At the end of the 1950s, Nin began a professional relationship with German expatriate literary agent Gunther Stuhlmann, whose never-say-die attitude and methodical approach finally began to break through to a larger public–first, publisher Alan Swallow undertook all of her fiction, and then, after Henry Miller had become famous in the USA after the obscenity trials allowed him to publish his banned books, Miller’s letters to her were published in 1964, bringing her the attention of a wider public. This set the stage for the release of her first Diary of Anais Nin in 1966. The rest is history. Nin then expanded her lectures, readings, and interviews, using auditoriums, films, recordings, radio and TV stations to express her message to a now adoring audience. She continued this until illness finally brought it to an end in the mid-70s.

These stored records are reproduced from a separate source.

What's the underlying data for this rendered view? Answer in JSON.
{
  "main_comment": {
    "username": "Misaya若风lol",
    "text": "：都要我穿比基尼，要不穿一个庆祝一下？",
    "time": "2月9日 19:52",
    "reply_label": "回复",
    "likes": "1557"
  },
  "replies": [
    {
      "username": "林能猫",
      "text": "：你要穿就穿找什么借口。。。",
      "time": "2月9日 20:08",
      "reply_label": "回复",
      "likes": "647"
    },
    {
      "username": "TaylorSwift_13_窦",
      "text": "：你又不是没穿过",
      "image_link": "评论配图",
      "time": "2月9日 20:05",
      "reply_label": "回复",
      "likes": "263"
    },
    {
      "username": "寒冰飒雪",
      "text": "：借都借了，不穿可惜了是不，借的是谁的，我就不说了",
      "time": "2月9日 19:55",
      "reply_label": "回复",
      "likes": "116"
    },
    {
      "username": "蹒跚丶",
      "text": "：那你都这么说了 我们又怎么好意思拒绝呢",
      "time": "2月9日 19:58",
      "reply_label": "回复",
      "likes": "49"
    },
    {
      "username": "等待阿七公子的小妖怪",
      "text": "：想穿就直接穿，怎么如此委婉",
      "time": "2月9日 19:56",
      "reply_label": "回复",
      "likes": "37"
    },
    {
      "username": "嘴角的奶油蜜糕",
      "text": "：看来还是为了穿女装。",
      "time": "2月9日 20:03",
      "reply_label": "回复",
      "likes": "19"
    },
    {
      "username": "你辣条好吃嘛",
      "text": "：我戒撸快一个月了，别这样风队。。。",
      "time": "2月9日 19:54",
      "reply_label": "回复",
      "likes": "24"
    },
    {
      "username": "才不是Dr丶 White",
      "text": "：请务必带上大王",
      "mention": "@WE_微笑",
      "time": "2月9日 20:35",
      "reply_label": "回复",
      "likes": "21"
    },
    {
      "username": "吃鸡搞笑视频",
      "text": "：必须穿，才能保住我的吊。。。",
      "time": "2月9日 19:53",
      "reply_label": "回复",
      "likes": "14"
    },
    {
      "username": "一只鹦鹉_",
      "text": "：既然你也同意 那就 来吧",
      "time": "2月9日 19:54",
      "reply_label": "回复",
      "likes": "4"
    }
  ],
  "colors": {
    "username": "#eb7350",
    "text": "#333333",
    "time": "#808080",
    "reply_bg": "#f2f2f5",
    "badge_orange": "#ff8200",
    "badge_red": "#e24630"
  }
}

After her death, it was left to others to promote her work, and admittedly there has been and never will be such an effective advocate as she. However, we continue her work as best we can. We have just celebrated Cyber Monday, and I know in my heart that Anais would have embraced this concept and would have taken advantage of it somehow. With that in mind, we are offering her work here at Sky Blue Press for attractive prices, and if you want to get Anais into your hands, this is a good opportunity. It is also a great chance to get her into the hands of your friends, loved ones, and colleagues, the uninitiated. There is little doubt that Anais Nin’s writing has been a positive influence on those who are fortunate enough to have found her, and we strive to widen the circle.
We are offering The Portable Anais Nin, the new print version, which contains the best of Anais’s writing, chronologically arranged; Anais’s only banned book, the original 1939 version of The Winter of Artifice; all issues of A Cafe in Space: The Anais Nin Literary Journal, and more.
Visit http://www.skybluepress.org for details.